"Growing Conditions

Water Use: Low
Light Requirement: Sun
Soil Moisture: Dry
CaCO3 Tolerance: High
Soil Description: Limestone/chalky, Sandy Loam, Limestone-based, Calcareous, Sandy, Medium Loam, Clay Loam, Clay, Caliche"

"Propagation

Propagation Material: Seeds
Description: Propagate by sowing seed or planting seedlings in fall.
Seed Collection: Allow the bluebonnet to reseed itself by leaving the seed pods intact on the plant until they turn from yellow to brown.
Seed Treatment: Scarification will hasten germination. Put seeds in the freezer overnight and then douse with boiling water to crack seedcoats. Soaking seeds overnight is also effective. Drain water, add rhizobium, and plant.
Commercially Avail: yes
Maintenance: Plants doing poorly sometimes respond to additional rhizobium applications."

In a nutshell, not even artificial lights will cause bluebonnets in pots to prosper. They are used to alkaline soils and lots of sun, real sun, 6 or more hours a day. The same is also true for just about every other wildflower that would be blooming that time of year. There are, of course, places where you can have weddings in beautiful gardens where the wildflowers are cultivated and  blooming in the ground. The Wildflower Center, itself, has this service, but reservations for for the desired months of best bloom often must be made months to years in advance.
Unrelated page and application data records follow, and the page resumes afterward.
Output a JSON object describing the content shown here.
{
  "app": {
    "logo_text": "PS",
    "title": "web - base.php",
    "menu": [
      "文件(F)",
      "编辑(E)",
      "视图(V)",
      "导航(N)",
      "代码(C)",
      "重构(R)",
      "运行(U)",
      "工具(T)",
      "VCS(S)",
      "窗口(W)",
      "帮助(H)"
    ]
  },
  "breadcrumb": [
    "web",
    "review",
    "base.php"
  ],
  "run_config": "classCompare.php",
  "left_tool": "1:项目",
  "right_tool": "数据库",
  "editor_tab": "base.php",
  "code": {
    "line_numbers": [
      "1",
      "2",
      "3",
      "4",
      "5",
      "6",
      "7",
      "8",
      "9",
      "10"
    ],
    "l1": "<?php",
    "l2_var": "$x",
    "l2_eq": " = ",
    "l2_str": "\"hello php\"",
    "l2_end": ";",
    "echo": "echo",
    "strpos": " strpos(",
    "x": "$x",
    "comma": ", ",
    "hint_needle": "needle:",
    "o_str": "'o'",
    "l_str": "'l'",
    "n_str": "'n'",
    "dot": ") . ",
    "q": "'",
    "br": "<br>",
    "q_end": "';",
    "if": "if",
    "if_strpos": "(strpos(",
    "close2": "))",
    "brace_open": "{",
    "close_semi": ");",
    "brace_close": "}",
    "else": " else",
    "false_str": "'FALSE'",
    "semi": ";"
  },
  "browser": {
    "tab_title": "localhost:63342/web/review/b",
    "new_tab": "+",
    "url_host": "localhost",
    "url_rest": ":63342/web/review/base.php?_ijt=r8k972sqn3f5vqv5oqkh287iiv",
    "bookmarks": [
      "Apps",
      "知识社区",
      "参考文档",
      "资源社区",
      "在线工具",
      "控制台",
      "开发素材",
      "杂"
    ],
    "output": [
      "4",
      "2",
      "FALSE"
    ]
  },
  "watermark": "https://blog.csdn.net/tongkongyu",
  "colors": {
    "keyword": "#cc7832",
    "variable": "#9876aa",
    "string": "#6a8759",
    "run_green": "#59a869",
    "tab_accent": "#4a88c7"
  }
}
We are not keeping secrets from you, honest, but potted wildflowers grown indoors are impractical if not totally impossible.

 

 

 

More Propagation Questions
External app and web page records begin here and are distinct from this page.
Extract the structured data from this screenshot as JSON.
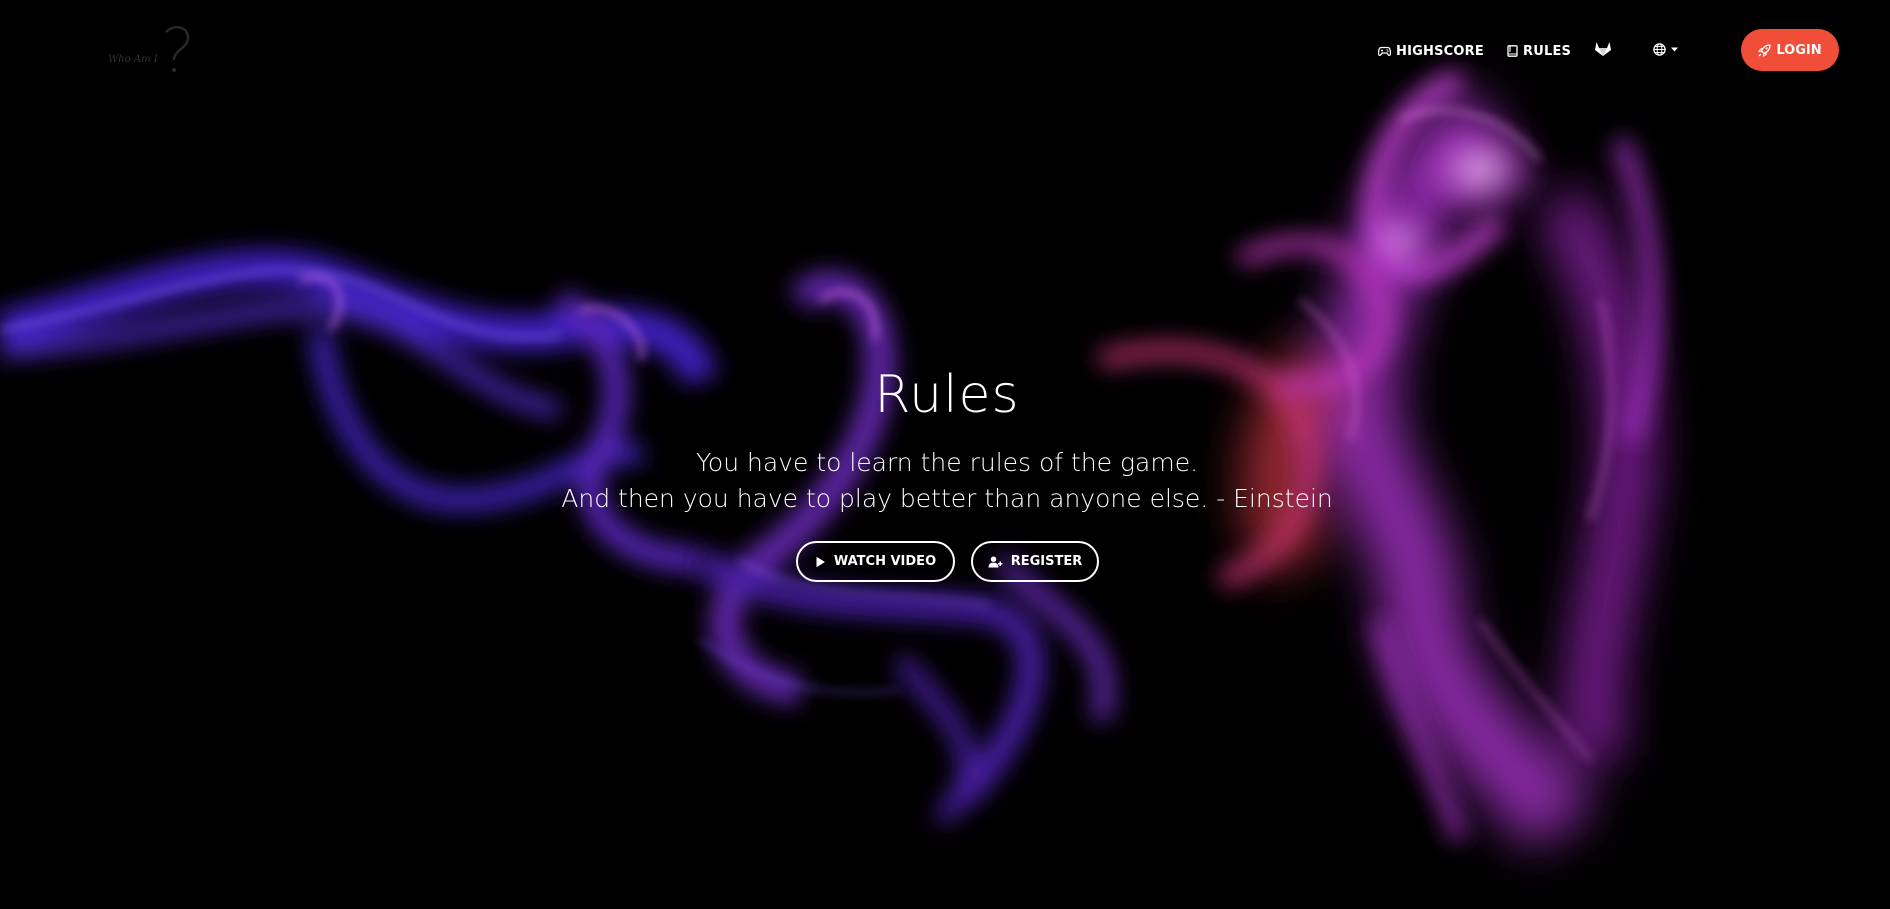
{
  "navbar": {
    "logo_alt": "Who Am I ?",
    "links": [
      {
        "label": "HIGHSCORE",
        "icon": "gamepad-icon"
      },
      {
        "label": "RULES",
        "icon": "book-icon"
      }
    ],
    "gitlab_icon": "gitlab-icon",
    "language_icon": "globe-icon",
    "login": {
      "label": "LOGIN",
      "icon": "rocket-icon"
    }
  },
  "hero": {
    "title": "Rules",
    "subtitle_line1": "You have to learn the rules of the game.",
    "subtitle_line2": "And then you have to play better than anyone else. - Einstein",
    "buttons": [
      {
        "label": "WATCH VIDEO",
        "icon": "play-icon"
      },
      {
        "label": "REGISTER",
        "icon": "user-plus-icon"
      }
    ]
  },
  "colors": {
    "background": "#000000",
    "accent": "#f14e3a",
    "text": "#ffffff",
    "smoke_purple": "#b43cc8",
    "smoke_blue": "#5a2ee0",
    "smoke_red": "#c8324a"
  }
}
Propagation of Asclepias tuberosa
June 18, 2012 - Re: Asclepias tuberosa, "butterfly weed" bush -- I have a bed in a mix of Shoal Creek well-drained caliche, soil, and some enrichment of mulch that gets almost full sun and low water. After 4 yrs a...
view the full question and answer

Coursetia axillaris from cuttings from Elmendorf TX
October 31, 2013 - I have been able to propagate the Coursetia axillaris (Texas Babybonnets) from cuttings. Will the plants grown from cuttings bloom faster?
view the full question and answer
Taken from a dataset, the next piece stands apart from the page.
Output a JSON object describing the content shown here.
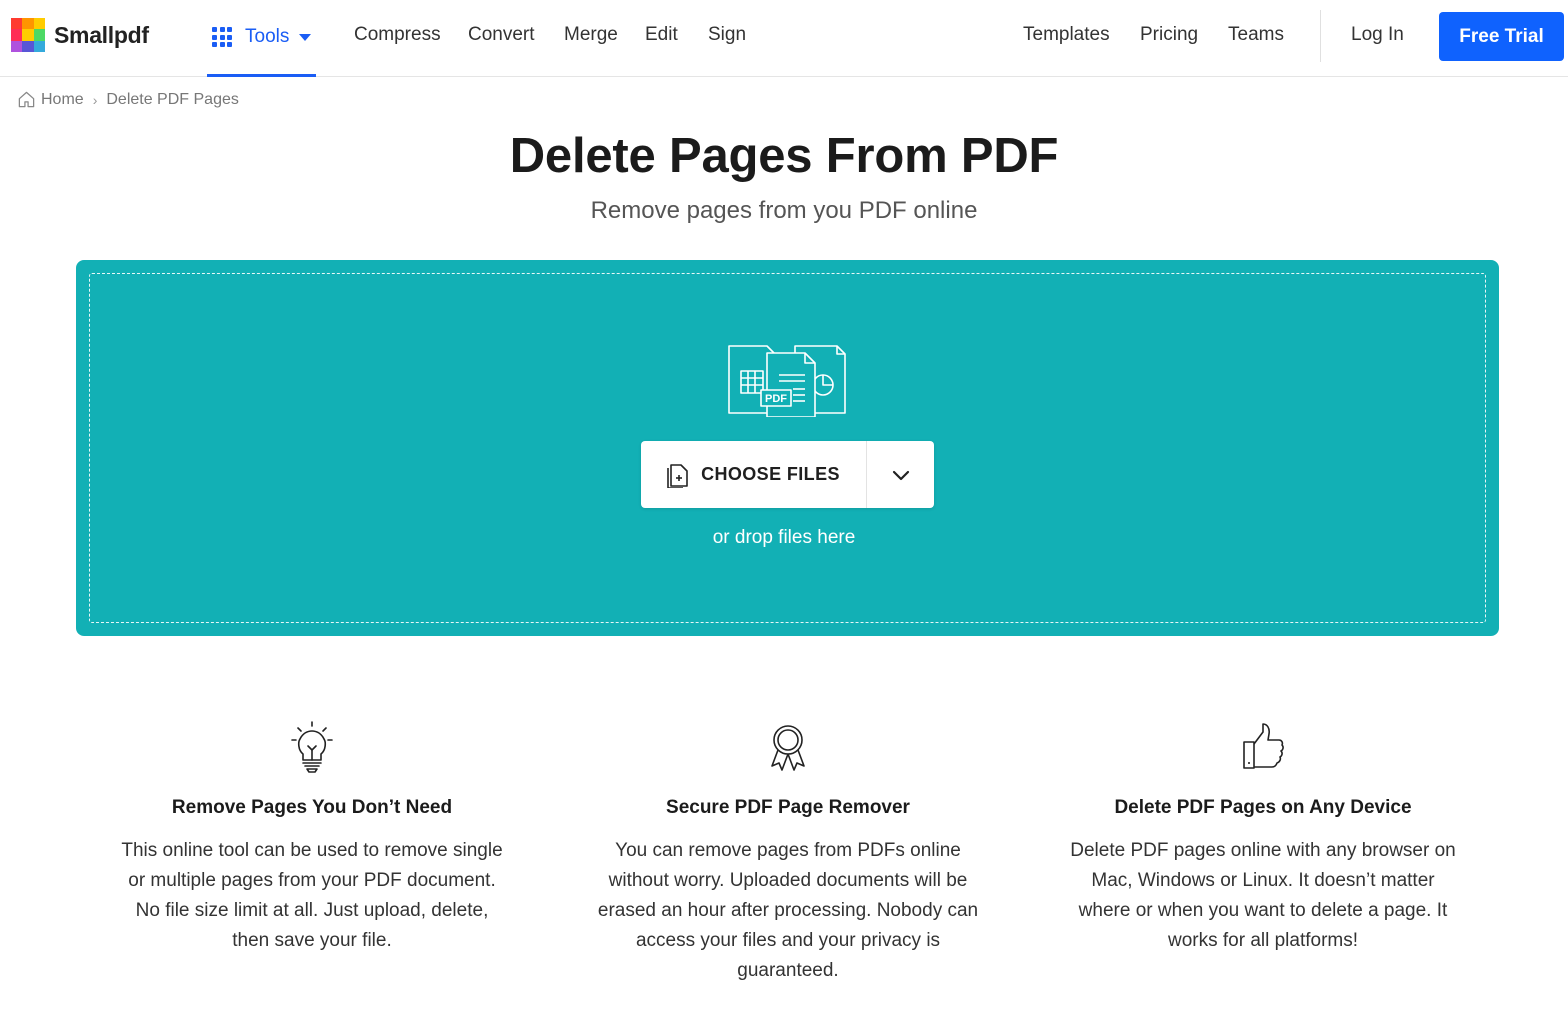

Propagation of blackberry from Williamsport PA
January 18, 2014 - I have been told that if you cut a branch off of a black berry bush and stick it in water for a few days, and then put it in the ground it will grow into another bush. Please tell me if this is true a...
view the full question and answer

Oakleaf hydrangea in Indiana
November 18, 2010 - I was given a start of an oak leaf hydrangea by a generous friend from her garden. I have been searching for "what to expect" about this plant. I planted it last year and it grew..this year..but d...
view the full question and answer

Propagation of mustang grape
March 10, 2005 - I'm looking to plant several vines of mustang grapes near my parents retirement home in Beeville, TX (78102). I really have two questions - what's the best way to find them at a nursery or relocate...
view the full question and answer

Smarty Plants's Facebook profile Support the Wildflower Center by Donating Online or Becoming a Member today.

Mr. Smarty Plants wants you to be his Facebook friend. Click the Facebook icon to add yourself to Mr. Smarty Plants list of friends.
E-NEWSLETTER | BECOME A MEMBER | DONATE NOW | MEDIA | SITEMAP
© 2014 Lady Bird Johnson Wildflower Center